Problem: Whenever a line in this data holds the word "structured", report that line in full.
(Material provided)
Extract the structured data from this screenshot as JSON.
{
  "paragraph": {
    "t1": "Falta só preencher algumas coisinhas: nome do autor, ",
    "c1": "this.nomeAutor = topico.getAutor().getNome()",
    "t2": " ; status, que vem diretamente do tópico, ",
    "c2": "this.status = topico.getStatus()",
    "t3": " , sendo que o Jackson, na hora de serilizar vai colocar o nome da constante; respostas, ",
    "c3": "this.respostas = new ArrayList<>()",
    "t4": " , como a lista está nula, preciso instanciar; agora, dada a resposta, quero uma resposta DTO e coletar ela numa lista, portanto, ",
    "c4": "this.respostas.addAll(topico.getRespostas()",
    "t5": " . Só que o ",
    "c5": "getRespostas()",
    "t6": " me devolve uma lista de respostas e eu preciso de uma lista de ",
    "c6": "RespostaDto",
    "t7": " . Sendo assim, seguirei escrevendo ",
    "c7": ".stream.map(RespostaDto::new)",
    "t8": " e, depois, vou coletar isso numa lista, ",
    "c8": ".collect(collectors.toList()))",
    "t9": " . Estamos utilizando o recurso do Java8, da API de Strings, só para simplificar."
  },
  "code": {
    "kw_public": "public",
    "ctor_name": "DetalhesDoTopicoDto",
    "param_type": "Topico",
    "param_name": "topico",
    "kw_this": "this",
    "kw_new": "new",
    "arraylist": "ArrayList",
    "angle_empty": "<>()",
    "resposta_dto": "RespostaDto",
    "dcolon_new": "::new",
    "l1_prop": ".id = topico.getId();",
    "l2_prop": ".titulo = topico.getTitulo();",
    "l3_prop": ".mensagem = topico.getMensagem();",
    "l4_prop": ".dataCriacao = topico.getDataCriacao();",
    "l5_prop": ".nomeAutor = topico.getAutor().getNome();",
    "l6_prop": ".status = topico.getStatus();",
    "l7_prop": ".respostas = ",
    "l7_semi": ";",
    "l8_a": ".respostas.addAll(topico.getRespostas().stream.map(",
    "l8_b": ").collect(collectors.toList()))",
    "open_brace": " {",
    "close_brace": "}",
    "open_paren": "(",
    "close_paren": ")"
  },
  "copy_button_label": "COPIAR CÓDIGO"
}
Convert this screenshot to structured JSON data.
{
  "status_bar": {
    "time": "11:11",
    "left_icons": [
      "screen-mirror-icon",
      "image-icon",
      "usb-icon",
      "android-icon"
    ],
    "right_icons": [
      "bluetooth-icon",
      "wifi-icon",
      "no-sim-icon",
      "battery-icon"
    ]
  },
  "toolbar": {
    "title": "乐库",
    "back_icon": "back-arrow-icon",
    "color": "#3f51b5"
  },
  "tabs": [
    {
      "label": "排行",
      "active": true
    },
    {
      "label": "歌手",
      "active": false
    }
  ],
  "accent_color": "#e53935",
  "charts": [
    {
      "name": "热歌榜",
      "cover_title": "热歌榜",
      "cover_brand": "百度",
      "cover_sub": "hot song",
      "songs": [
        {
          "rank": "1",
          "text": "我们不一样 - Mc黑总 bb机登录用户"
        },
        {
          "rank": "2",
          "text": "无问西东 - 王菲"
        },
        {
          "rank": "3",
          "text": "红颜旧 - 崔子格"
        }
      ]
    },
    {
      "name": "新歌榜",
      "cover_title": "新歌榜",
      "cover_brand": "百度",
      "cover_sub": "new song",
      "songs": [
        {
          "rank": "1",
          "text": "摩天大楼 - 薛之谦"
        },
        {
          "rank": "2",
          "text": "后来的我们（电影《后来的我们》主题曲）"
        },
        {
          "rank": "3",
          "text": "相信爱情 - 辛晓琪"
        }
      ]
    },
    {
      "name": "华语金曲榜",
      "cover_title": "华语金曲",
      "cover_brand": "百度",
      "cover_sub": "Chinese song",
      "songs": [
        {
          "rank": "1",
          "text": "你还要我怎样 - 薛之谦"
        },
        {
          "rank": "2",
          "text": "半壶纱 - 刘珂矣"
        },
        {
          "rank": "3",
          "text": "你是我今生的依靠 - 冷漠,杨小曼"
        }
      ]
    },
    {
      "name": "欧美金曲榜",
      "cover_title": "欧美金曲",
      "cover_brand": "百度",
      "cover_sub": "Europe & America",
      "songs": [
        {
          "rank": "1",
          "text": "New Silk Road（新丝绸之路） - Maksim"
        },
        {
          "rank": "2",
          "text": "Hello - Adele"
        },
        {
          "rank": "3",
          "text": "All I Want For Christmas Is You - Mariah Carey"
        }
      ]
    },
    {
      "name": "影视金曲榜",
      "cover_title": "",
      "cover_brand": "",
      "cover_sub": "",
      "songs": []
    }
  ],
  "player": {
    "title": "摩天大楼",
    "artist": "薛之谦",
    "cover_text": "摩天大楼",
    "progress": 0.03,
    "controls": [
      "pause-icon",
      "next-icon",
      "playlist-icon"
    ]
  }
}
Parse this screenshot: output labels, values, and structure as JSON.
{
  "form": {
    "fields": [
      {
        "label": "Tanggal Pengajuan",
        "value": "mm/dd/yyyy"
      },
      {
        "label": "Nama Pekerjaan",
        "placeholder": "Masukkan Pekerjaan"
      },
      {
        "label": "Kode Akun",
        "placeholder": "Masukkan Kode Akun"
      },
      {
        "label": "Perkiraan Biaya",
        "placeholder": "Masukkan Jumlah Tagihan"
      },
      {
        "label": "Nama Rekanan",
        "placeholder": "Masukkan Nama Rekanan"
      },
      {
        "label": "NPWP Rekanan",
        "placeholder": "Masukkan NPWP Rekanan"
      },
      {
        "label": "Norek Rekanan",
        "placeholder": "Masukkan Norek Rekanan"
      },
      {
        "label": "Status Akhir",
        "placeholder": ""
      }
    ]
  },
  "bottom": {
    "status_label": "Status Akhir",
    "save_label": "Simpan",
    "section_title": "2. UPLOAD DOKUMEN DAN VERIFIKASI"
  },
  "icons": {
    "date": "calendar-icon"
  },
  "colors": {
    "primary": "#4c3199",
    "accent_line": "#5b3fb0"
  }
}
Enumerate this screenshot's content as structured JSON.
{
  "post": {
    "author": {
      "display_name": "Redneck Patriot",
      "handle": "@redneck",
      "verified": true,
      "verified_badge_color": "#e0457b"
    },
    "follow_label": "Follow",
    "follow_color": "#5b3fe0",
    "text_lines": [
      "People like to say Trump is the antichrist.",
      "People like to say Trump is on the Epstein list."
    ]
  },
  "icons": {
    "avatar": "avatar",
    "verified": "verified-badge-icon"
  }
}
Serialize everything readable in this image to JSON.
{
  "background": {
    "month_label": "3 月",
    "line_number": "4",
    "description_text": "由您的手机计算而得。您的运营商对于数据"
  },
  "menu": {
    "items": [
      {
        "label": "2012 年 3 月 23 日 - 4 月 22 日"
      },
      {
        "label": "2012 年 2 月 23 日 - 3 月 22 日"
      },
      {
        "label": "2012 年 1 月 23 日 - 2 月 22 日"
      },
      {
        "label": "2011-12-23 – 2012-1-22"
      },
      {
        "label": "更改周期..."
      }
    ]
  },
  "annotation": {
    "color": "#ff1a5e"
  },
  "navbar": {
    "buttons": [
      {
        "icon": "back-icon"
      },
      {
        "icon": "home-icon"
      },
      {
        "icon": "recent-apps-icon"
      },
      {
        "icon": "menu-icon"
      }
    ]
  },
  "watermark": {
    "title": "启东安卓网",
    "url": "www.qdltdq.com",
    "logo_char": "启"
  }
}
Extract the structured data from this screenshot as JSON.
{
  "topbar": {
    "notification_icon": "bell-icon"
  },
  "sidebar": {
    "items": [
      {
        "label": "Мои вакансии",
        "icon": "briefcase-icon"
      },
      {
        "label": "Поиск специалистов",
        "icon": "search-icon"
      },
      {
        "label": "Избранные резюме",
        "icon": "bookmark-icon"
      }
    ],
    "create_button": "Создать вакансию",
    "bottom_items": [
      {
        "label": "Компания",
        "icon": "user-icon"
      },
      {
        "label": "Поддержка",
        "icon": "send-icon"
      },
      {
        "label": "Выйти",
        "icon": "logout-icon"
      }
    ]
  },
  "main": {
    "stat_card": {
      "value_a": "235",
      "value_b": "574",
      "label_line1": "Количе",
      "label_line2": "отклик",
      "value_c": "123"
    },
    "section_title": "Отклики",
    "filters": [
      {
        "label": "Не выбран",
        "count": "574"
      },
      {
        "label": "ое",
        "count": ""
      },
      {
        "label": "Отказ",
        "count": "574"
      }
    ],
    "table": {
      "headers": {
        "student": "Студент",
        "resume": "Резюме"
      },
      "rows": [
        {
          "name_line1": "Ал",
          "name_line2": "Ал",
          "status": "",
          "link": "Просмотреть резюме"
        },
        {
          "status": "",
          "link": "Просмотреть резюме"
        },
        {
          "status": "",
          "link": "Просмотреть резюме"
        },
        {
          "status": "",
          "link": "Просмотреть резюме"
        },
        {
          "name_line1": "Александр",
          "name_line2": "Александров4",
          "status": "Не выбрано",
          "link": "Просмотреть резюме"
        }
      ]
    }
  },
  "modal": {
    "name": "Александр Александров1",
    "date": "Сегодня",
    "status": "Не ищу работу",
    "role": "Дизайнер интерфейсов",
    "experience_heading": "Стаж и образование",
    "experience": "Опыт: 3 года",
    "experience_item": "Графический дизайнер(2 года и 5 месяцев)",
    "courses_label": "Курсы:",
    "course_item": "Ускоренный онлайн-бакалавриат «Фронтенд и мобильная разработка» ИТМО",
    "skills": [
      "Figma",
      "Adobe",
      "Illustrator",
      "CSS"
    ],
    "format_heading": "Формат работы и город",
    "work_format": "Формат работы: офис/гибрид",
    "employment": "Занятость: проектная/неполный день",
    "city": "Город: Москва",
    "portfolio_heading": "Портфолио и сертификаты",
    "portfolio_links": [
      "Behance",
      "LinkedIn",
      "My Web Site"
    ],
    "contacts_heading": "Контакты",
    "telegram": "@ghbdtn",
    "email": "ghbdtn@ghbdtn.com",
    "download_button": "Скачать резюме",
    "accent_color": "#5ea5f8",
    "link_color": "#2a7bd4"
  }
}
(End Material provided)
Written answer:
Extract the structured data from this screenshot as JSON.
Convert this screenshot to structured JSON data.
Enumerate this screenshot's content as structured JSON.
Extract the structured data from this screenshot as JSON.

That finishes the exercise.